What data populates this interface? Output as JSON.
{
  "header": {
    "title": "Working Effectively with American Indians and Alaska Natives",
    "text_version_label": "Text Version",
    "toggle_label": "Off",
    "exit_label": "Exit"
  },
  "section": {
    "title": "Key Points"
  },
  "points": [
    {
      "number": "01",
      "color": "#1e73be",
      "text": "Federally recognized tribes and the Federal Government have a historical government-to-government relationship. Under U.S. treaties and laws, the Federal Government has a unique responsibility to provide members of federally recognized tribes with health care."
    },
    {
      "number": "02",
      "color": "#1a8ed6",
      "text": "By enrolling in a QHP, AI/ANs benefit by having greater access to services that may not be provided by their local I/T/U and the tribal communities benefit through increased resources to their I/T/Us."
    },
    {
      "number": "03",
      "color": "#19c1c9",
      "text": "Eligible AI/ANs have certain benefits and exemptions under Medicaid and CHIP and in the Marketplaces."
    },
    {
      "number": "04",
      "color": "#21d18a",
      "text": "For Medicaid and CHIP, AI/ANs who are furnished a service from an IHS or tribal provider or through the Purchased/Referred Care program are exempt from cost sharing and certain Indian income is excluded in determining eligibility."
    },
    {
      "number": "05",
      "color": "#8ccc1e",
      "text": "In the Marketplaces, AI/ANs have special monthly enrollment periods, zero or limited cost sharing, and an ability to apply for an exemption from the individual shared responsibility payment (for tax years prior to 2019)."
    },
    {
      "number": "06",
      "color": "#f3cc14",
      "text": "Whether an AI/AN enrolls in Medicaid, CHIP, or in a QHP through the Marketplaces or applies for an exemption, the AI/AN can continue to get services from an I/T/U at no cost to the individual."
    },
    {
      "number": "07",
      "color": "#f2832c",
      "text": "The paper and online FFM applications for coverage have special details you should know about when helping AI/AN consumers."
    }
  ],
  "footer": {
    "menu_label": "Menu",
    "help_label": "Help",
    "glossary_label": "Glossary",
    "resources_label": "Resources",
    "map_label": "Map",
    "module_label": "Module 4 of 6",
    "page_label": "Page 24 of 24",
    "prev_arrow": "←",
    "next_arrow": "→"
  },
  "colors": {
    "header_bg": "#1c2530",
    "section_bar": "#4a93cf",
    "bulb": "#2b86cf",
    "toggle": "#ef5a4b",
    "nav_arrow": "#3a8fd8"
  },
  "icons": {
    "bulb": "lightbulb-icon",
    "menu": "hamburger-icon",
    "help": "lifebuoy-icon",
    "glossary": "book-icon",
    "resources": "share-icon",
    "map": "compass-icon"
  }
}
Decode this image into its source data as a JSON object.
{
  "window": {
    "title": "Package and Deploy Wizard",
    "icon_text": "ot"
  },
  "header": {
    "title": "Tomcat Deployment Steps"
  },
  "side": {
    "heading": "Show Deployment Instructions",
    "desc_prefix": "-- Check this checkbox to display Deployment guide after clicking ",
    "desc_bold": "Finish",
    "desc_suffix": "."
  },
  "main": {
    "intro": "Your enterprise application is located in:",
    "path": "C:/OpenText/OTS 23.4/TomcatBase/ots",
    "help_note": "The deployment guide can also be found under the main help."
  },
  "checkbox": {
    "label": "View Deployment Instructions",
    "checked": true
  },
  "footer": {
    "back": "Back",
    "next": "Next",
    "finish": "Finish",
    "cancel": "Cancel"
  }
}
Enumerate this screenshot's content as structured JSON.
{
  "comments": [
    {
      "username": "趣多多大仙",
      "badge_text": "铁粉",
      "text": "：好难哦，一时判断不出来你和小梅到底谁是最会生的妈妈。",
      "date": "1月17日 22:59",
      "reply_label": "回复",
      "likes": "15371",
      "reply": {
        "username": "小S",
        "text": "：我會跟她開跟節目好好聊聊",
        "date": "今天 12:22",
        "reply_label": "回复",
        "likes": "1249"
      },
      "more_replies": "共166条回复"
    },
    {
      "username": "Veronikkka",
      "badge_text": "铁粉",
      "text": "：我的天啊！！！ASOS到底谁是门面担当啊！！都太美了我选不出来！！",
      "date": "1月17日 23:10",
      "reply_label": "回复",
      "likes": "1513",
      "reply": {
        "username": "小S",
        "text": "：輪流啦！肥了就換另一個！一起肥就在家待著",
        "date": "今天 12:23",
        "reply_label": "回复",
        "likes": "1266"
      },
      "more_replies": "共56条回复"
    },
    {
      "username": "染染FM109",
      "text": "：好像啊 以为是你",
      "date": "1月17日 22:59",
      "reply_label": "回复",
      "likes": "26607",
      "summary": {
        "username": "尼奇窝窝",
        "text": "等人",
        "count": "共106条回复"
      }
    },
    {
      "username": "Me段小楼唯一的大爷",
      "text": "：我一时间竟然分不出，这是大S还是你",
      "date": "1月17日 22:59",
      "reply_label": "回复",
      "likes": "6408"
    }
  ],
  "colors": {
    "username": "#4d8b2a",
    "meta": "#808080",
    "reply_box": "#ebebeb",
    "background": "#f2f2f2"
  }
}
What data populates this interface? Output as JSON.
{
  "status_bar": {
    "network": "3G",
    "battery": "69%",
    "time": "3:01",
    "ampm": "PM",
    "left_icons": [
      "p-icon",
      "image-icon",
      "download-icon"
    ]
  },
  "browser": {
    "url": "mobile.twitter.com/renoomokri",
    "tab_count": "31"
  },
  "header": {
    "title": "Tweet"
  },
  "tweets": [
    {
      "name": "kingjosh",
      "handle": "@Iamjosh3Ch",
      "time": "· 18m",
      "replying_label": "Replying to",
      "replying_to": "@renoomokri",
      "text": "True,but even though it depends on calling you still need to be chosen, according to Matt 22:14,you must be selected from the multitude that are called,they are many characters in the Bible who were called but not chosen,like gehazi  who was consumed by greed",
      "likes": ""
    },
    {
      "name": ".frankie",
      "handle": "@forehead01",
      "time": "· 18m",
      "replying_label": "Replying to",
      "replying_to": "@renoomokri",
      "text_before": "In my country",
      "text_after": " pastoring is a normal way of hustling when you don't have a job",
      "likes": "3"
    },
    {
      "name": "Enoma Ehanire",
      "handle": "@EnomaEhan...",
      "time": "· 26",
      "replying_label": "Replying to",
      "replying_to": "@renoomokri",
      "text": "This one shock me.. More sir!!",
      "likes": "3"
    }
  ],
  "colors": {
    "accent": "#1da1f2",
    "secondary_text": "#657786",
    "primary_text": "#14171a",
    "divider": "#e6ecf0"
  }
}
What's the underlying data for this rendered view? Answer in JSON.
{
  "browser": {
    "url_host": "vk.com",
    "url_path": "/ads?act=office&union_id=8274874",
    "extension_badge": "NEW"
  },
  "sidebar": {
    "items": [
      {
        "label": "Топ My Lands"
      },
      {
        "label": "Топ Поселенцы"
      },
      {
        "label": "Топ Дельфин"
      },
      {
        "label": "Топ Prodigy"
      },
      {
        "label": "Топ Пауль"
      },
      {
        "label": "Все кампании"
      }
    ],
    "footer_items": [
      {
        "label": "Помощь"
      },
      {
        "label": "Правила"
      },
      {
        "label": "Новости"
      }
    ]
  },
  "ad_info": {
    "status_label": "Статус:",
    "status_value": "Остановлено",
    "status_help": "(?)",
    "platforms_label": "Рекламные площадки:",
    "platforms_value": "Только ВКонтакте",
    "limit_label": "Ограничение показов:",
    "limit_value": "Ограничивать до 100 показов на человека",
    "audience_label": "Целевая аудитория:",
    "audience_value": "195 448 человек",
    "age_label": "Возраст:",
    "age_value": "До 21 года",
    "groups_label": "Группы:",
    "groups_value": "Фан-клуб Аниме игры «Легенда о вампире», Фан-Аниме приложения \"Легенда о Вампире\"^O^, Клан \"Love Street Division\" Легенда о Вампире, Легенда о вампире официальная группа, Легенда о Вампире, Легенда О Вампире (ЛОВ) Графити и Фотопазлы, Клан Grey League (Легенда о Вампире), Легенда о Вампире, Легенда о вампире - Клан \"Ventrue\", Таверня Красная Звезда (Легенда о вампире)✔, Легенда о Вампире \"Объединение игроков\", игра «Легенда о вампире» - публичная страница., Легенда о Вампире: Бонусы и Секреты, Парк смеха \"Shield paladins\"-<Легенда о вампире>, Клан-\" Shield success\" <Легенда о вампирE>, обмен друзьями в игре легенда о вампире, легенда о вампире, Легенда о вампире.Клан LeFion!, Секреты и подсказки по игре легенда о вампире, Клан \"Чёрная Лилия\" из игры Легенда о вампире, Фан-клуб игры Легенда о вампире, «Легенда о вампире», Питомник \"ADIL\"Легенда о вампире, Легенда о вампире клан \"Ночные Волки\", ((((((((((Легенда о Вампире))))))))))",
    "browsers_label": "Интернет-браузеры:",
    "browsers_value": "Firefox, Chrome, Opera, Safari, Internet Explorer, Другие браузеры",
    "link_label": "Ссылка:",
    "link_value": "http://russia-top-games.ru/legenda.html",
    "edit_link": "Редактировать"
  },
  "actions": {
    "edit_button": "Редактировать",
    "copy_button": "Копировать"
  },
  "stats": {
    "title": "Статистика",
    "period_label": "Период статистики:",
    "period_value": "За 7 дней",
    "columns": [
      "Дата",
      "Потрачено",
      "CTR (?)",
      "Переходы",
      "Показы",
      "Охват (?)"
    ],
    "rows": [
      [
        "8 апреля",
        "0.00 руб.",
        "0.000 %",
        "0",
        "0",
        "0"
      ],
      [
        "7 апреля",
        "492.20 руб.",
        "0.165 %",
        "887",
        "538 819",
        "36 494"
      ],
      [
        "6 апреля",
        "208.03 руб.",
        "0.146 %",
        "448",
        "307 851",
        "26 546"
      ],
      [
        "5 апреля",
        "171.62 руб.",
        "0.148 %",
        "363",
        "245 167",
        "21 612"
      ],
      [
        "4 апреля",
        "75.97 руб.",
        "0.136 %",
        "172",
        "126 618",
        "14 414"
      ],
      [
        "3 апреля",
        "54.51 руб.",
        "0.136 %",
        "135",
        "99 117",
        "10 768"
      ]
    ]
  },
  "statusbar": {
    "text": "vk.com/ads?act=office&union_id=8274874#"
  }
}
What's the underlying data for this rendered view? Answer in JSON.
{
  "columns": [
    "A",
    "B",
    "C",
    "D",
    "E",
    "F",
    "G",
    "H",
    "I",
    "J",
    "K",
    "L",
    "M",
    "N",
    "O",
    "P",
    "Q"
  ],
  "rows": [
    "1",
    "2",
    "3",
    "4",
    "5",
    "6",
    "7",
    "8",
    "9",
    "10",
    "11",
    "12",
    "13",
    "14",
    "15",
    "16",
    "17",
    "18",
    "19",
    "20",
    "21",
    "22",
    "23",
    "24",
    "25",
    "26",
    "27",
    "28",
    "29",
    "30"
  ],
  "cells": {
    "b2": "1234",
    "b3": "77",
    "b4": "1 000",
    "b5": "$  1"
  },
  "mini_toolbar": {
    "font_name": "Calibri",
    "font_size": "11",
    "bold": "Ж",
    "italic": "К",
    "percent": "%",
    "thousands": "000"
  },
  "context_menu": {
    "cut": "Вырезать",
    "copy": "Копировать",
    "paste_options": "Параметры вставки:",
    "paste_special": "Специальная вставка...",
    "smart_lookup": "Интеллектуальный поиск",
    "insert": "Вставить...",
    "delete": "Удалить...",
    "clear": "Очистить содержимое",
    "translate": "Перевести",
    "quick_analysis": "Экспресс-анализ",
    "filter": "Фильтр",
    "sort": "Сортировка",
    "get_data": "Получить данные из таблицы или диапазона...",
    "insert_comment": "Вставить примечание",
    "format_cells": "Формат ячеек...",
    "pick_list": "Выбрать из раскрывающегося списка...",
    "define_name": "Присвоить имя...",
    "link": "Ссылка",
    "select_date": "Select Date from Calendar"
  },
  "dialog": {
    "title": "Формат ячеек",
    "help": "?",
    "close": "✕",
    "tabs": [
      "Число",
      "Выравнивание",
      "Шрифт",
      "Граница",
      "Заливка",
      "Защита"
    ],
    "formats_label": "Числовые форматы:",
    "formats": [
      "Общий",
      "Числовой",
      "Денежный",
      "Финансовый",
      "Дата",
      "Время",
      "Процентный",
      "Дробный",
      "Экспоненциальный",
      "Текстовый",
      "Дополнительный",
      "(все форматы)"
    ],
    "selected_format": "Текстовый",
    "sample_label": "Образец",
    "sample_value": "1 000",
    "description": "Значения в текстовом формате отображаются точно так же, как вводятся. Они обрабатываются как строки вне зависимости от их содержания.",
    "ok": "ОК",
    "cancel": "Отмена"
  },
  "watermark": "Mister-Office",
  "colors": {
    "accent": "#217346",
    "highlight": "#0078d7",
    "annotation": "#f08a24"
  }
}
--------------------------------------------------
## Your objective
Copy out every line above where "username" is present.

## Solution
      "username": "趣多多大仙",
        "username": "小S",
      "username": "Veronikkka",
        "username": "小S",
      "username": "染染FM109",
        "username": "尼奇窝窝",
      "username": "Me段小楼唯一的大爷",
    "username": "#4d8b2a",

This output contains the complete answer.